December 1, 1944 ..... The first of the month is a good reminder—I had almost forgotten I have a diary. For that matter, interest in everything has been slacking up recently. The Germans have stopped bringing in our Red Cross parcels for the past two weeks, so our meals have been a succession of potatoes, cabbage, rutabaga and black bread. And we had little of our ration left at Thanksgiving, so that occasion was marked only by bitterness and hunger.

The rutabagas here are different from those we have at home. These German ones are big, coarsely grained, colorless things with absolutely no taste at all. Bowden and I are so hungry that we sit beside the stove after Lights Out and chew on cabbage leaves—many of the men can't stomach these cabbages, so they are not so much in demand. They do have a peculiar taste, but at least they fill a little of that aching void. And I can't lie there in bed and go to sleep while I am so hungry. I guess, Bowden feels the same way !

I have been spending my evenings recently participating in a little variety show that some of us have organized. We go to a different barracks each evening before Lock-up to present a program in the halls. A tall fellow named Jacobs is the M.C. and he does a couple of good acts; there is a little orchestra of fiddle, accordion and banjo, and the quartet sings several numbers. I have introduced a new number at Stalag Luft 1 —"I'll Be Seeing You." It was playing on every nickelodeon in the States when I left there. I heard it on the radio all the time in England and it seems strange to be with a group of Americans who have never heard of it!

The song has caught on quickly. I taught it to the quartet and it is very popular, much in demand at our sessions. Now that I consider it, the tune holds a lot of feeling for me too. Those Tin Pan Alley words have a ring of sincerity and promise in this place and all my last memories of the familiar life I knew are tied up with those words—"I'll be seeing you, in all those old, familiar places that this heart of mine embraces, all day through." I am not surprised that when we sing it, a look of reflection and nostalgic sadness comes over the faces of our audience. It is so easy and such a pleasure to play to these men. Starved for entertainment and laughter, they make the most appreciative audience I have ever seen.

In singing with this show, I have made an unusual friend. He is the accordionist, a little English fellow whom everyone calls "Jimmy." He has been here too long and is "around the Bend," the phrase used to describe someone who goes crazy or becomes simple-minded as a result of confinement. Jimmy is the latter. He has a sweet and friendly disposition, but has evidently lost the ability to think accurately or deeply, and spends all his time carrying an accordion around. It was sent into the camp by the YMCA and given by popular consent to Jimmy, who couldn't play when he came here. In the course of three years and more, he has learned to play brilliantly and is always ready to entertain anyone who wants to hear him.

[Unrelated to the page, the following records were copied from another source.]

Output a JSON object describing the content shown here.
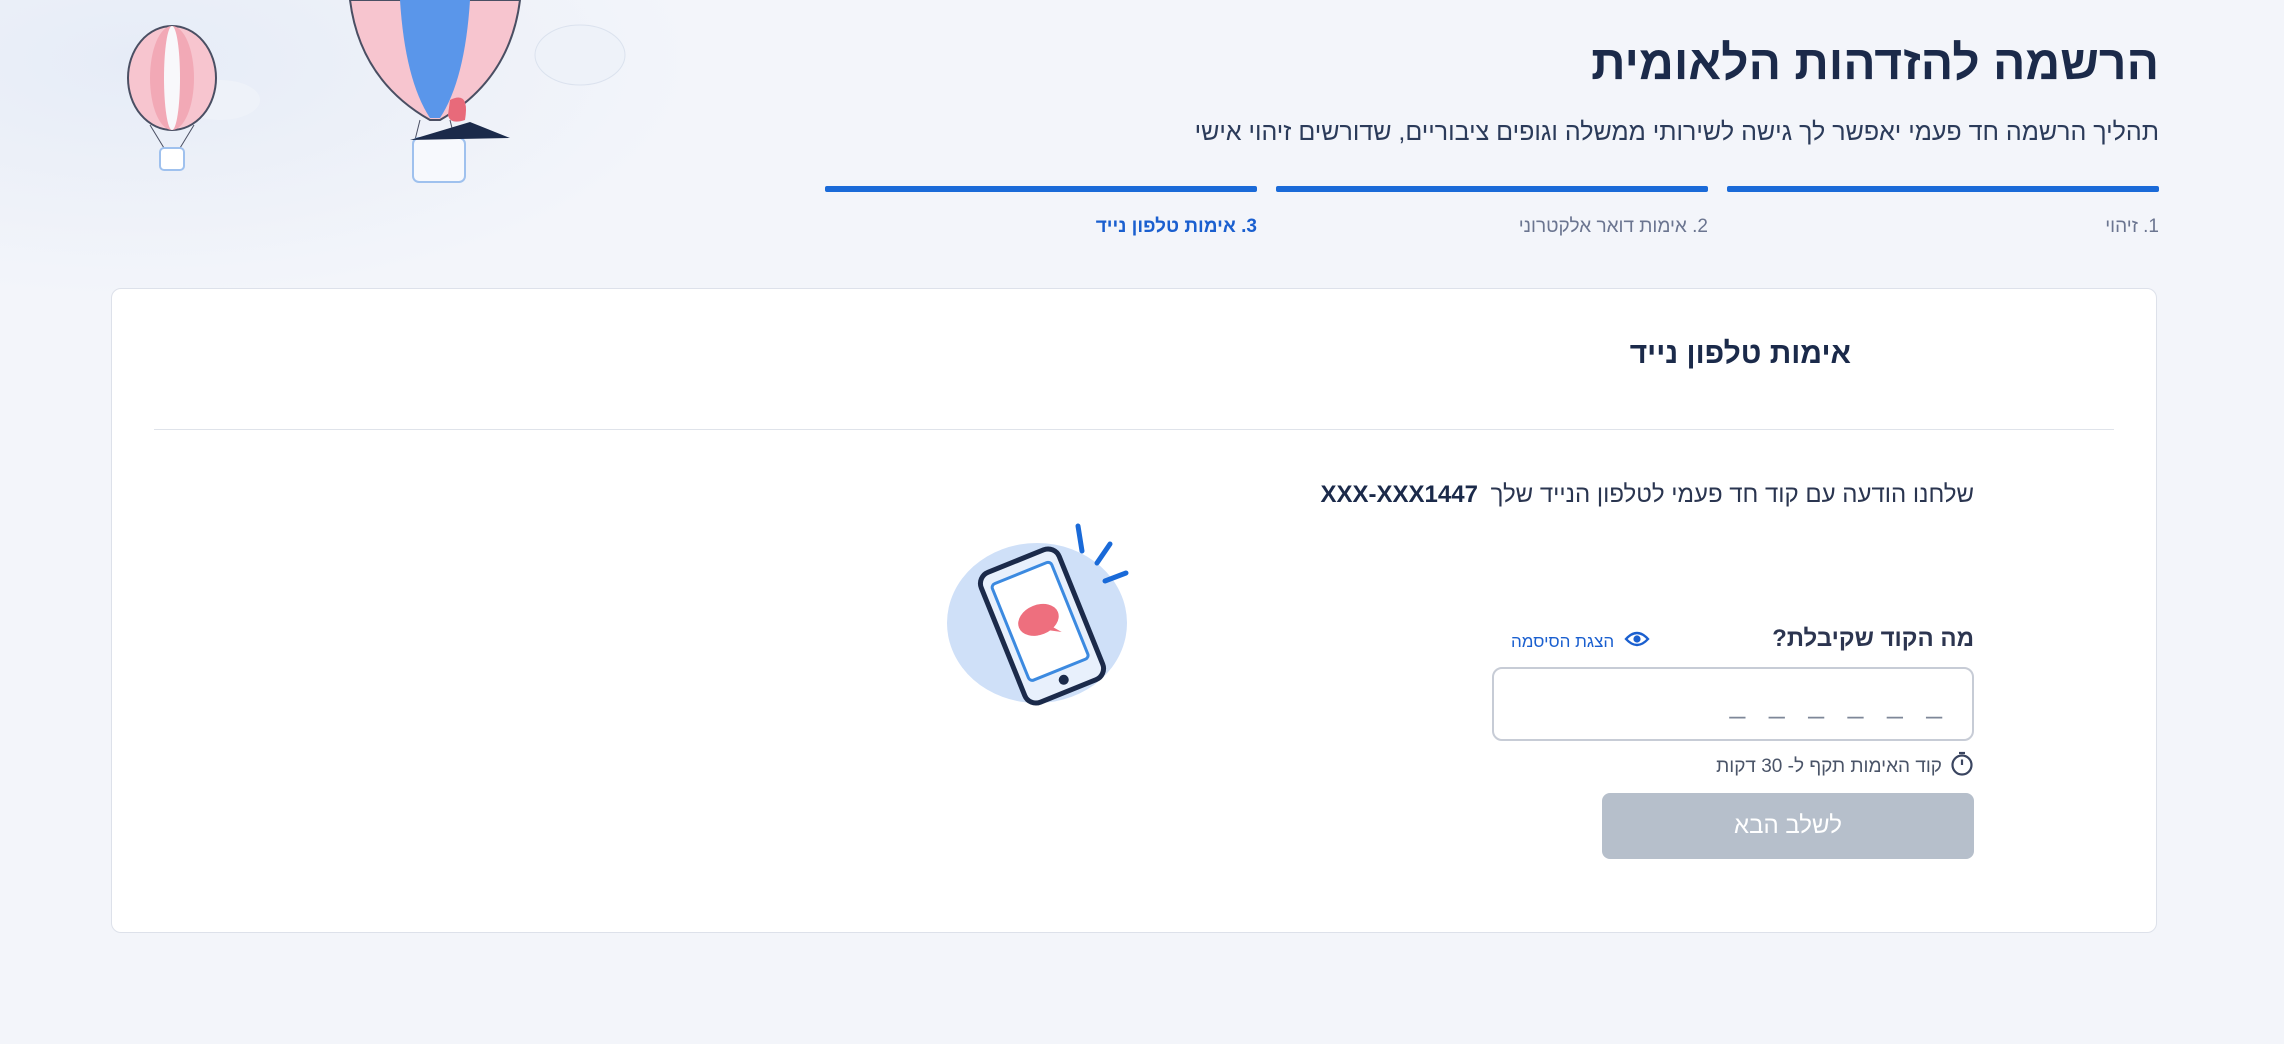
{
  "header": {
    "title": "הרשמה להזדהות הלאומית",
    "subtitle": "תהליך הרשמה חד פעמי יאפשר לך גישה לשירותי ממשלה וגופים ציבוריים, שדורשים זיהוי אישי"
  },
  "stepper": {
    "steps": [
      {
        "label": "1. זיהוי",
        "state": "done"
      },
      {
        "label": "2. אימות דואר אלקטרוני",
        "state": "done"
      },
      {
        "label": "3. אימות טלפון נייד",
        "state": "active"
      }
    ]
  },
  "card": {
    "title": "אימות טלפון נייד",
    "message": "שלחנו הודעה עם קוד חד פעמי לטלפון הנייד שלך",
    "phone": "XXX-XXX1447",
    "code_label": "מה הקוד שקיבלת?",
    "show_password_label": "הצגת הסיסמה",
    "code_placeholder": "_ _ _ _ _ _",
    "validity_text": "קוד האימות תקף ל- 30 דקות",
    "next_button": "לשלב הבא"
  },
  "icons": {
    "show_password": "eye-icon",
    "validity": "stopwatch-icon",
    "illustration": "phone-message-illustration",
    "decor": "hot-air-balloons"
  },
  "colors": {
    "accent": "#1a6ad8",
    "disabled_button": "#b6bfcb",
    "background": "#f3f5fa"
  }
}
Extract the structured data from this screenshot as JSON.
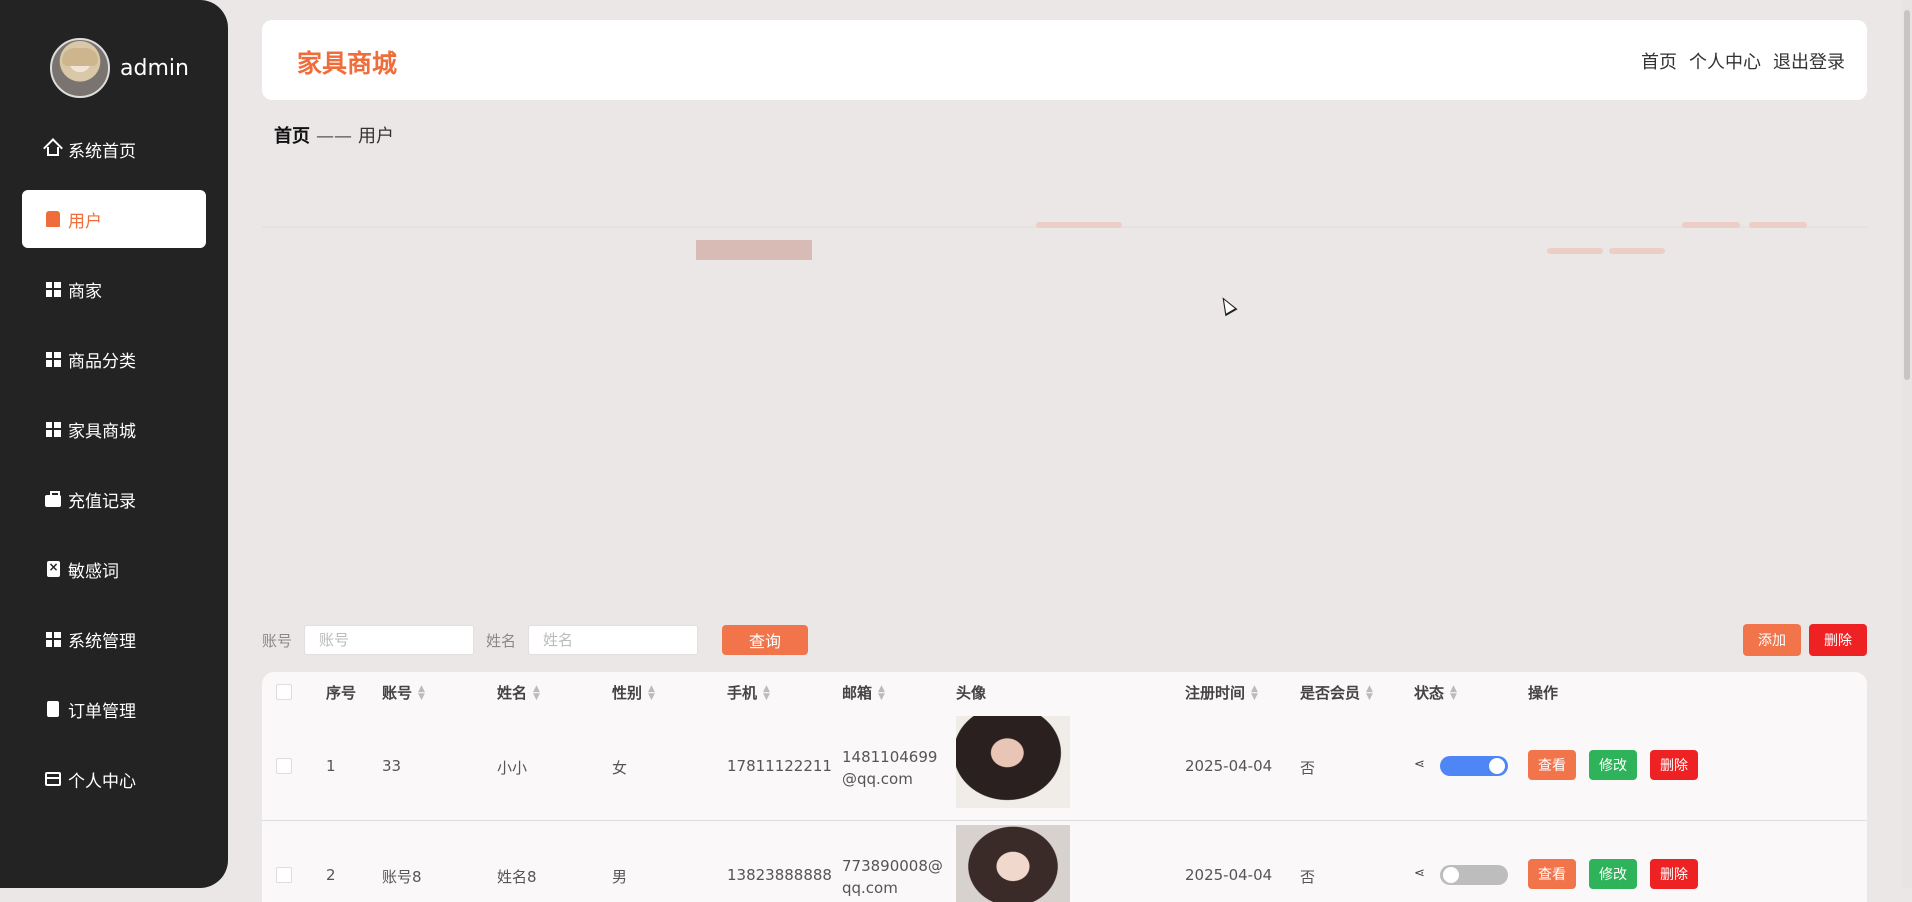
{
  "sidebar": {
    "admin": "admin",
    "items": [
      {
        "label": "系统首页",
        "icon": "home-icon"
      },
      {
        "label": "用户",
        "icon": "user-icon",
        "active": true
      },
      {
        "label": "商家",
        "icon": "grid-icon"
      },
      {
        "label": "商品分类",
        "icon": "grid-icon"
      },
      {
        "label": "家具商城",
        "icon": "grid-icon"
      },
      {
        "label": "充值记录",
        "icon": "briefcase-icon"
      },
      {
        "label": "敏感词",
        "icon": "clipboard-icon"
      },
      {
        "label": "系统管理",
        "icon": "grid-icon"
      },
      {
        "label": "订单管理",
        "icon": "order-icon"
      },
      {
        "label": "个人中心",
        "icon": "card-icon"
      }
    ]
  },
  "header": {
    "brand": "家具商城",
    "links": [
      "首页",
      "个人中心",
      "退出登录"
    ]
  },
  "breadcrumb": {
    "home": "首页",
    "sep": "——",
    "current": "用户"
  },
  "search": {
    "account_label": "账号",
    "account_placeholder": "账号",
    "name_label": "姓名",
    "name_placeholder": "姓名",
    "query_label": "查询"
  },
  "actions": {
    "add_label": "添加",
    "delete_label": "删除"
  },
  "table": {
    "columns": [
      "序号",
      "账号",
      "姓名",
      "性别",
      "手机",
      "邮箱",
      "头像",
      "注册时间",
      "是否会员",
      "状态",
      "操作"
    ],
    "rows": [
      {
        "index": "1",
        "account": "33",
        "name": "小小",
        "gender": "女",
        "phone": "17811122211",
        "email_line1": "1481104699",
        "email_line2": "@qq.com",
        "reg_time": "2025-04-04",
        "member": "否",
        "status_on": true
      },
      {
        "index": "2",
        "account": "账号8",
        "name": "姓名8",
        "gender": "男",
        "phone": "13823888888",
        "email_line1": "773890008@",
        "email_line2": "qq.com",
        "reg_time": "2025-04-04",
        "member": "否",
        "status_on": false
      }
    ],
    "row_actions": {
      "view": "查看",
      "edit": "修改",
      "delete": "删除"
    }
  },
  "colors": {
    "accent": "#ef6d3b",
    "sidebar_bg": "#232323",
    "edit": "#2fb35a",
    "danger": "#ee2222",
    "switch_on": "#4e86f5"
  }
}
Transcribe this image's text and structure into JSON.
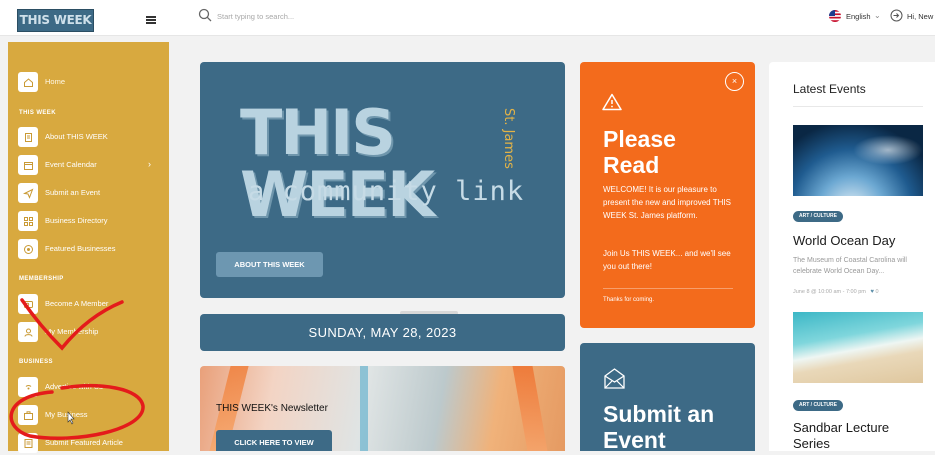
{
  "topbar": {
    "logo_text": "THIS WEEK",
    "search_placeholder": "Start typing to search...",
    "language": "English",
    "greeting": "Hi, New"
  },
  "sidebar": {
    "home": "Home",
    "section_this_week": "THIS WEEK",
    "about": "About THIS WEEK",
    "calendar": "Event Calendar",
    "submit_event": "Submit an Event",
    "directory": "Business Directory",
    "featured": "Featured Businesses",
    "section_membership": "MEMBERSHIP",
    "become_member": "Become A Member",
    "my_membership": "My Membership",
    "section_business": "BUSINESS",
    "advertise": "Advertise with Us",
    "my_business": "My Business",
    "submit_article": "Submit Featured Article",
    "color": "#d8a93f"
  },
  "hero": {
    "title": "THIS WEEK",
    "tagline": "St. James",
    "subtitle": "a community link",
    "button": "ABOUT THIS WEEK",
    "color": "#3d6a86"
  },
  "date_bar": "SUNDAY, MAY 28, 2023",
  "newsletter": {
    "title": "THIS WEEK's Newsletter",
    "button": "CLICK HERE TO VIEW"
  },
  "please_read": {
    "title": "Please Read",
    "close": "×",
    "body1": "WELCOME! It is our pleasure to present the new and improved THIS WEEK St. James platform.",
    "body2": "Join Us THIS WEEK... and we'll see you out there!",
    "footer": "Thanks for coming.",
    "color": "#f36b1c"
  },
  "submit_card": {
    "title": "Submit an Event"
  },
  "latest_events": {
    "heading": "Latest Events",
    "events": [
      {
        "category": "ART / CULTURE",
        "name": "World Ocean Day",
        "description": "The Museum of Coastal Carolina will celebrate World Ocean Day...",
        "meta": "June 8 @ 10:00 am - 7:00 pm",
        "likes": "0"
      },
      {
        "category": "ART / CULTURE",
        "name": "Sandbar Lecture Series"
      }
    ]
  }
}
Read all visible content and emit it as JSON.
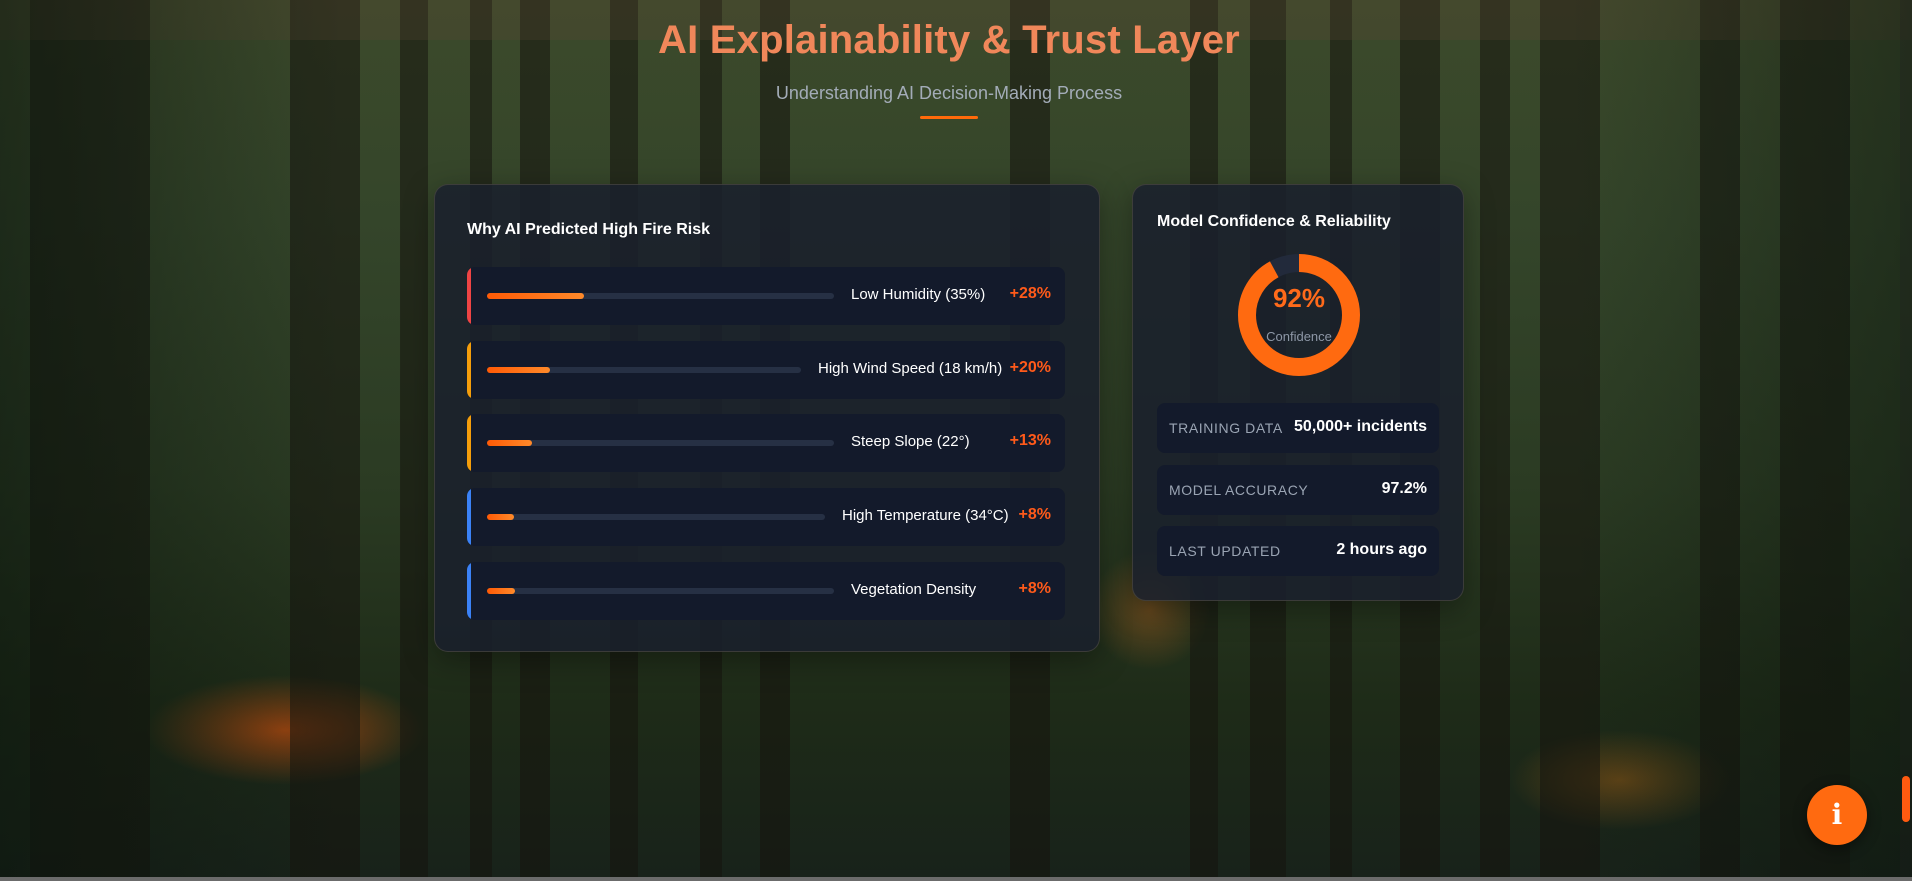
{
  "header": {
    "title": "AI Explainability & Trust Layer",
    "subtitle": "Understanding AI Decision-Making Process"
  },
  "prediction_panel": {
    "title": "Why AI Predicted High Fire Risk",
    "factors": [
      {
        "label": "Low Humidity (35%)",
        "impact": "+28%",
        "bar_fraction": 0.28,
        "accent": "#ef4444"
      },
      {
        "label": "High Wind Speed (18 km/h)",
        "impact": "+20%",
        "bar_fraction": 0.2,
        "accent": "#f59e0b"
      },
      {
        "label": "Steep Slope (22°)",
        "impact": "+13%",
        "bar_fraction": 0.13,
        "accent": "#f59e0b"
      },
      {
        "label": "High Temperature (34°C)",
        "impact": "+8%",
        "bar_fraction": 0.08,
        "accent": "#3b82f6"
      },
      {
        "label": "Vegetation Density",
        "impact": "+8%",
        "bar_fraction": 0.08,
        "accent": "#3b82f6"
      }
    ]
  },
  "confidence_panel": {
    "title": "Model Confidence & Reliability",
    "confidence_value": "92%",
    "confidence_fraction": 0.92,
    "confidence_caption": "Confidence",
    "stats": [
      {
        "label": "TRAINING DATA",
        "value": "50,000+ incidents"
      },
      {
        "label": "MODEL ACCURACY",
        "value": "97.2%"
      },
      {
        "label": "LAST UPDATED",
        "value": "2 hours ago"
      }
    ]
  },
  "fab": {
    "icon": "info-icon",
    "glyph": "i",
    "color": "#ff6a10"
  },
  "colors": {
    "accent": "#ff6a1a",
    "title": "#f0875a",
    "panel": "#1a202c"
  }
}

. . . . . .

Alan Newcomb (upper left) and some mates of Block 5, Room 7, Stalag Luft 1

Newcomb, Wright, Adams, Mull,
Amundsen, Grissom, MacAdams, Gremore

Photographs courtesy Bob Newcomb.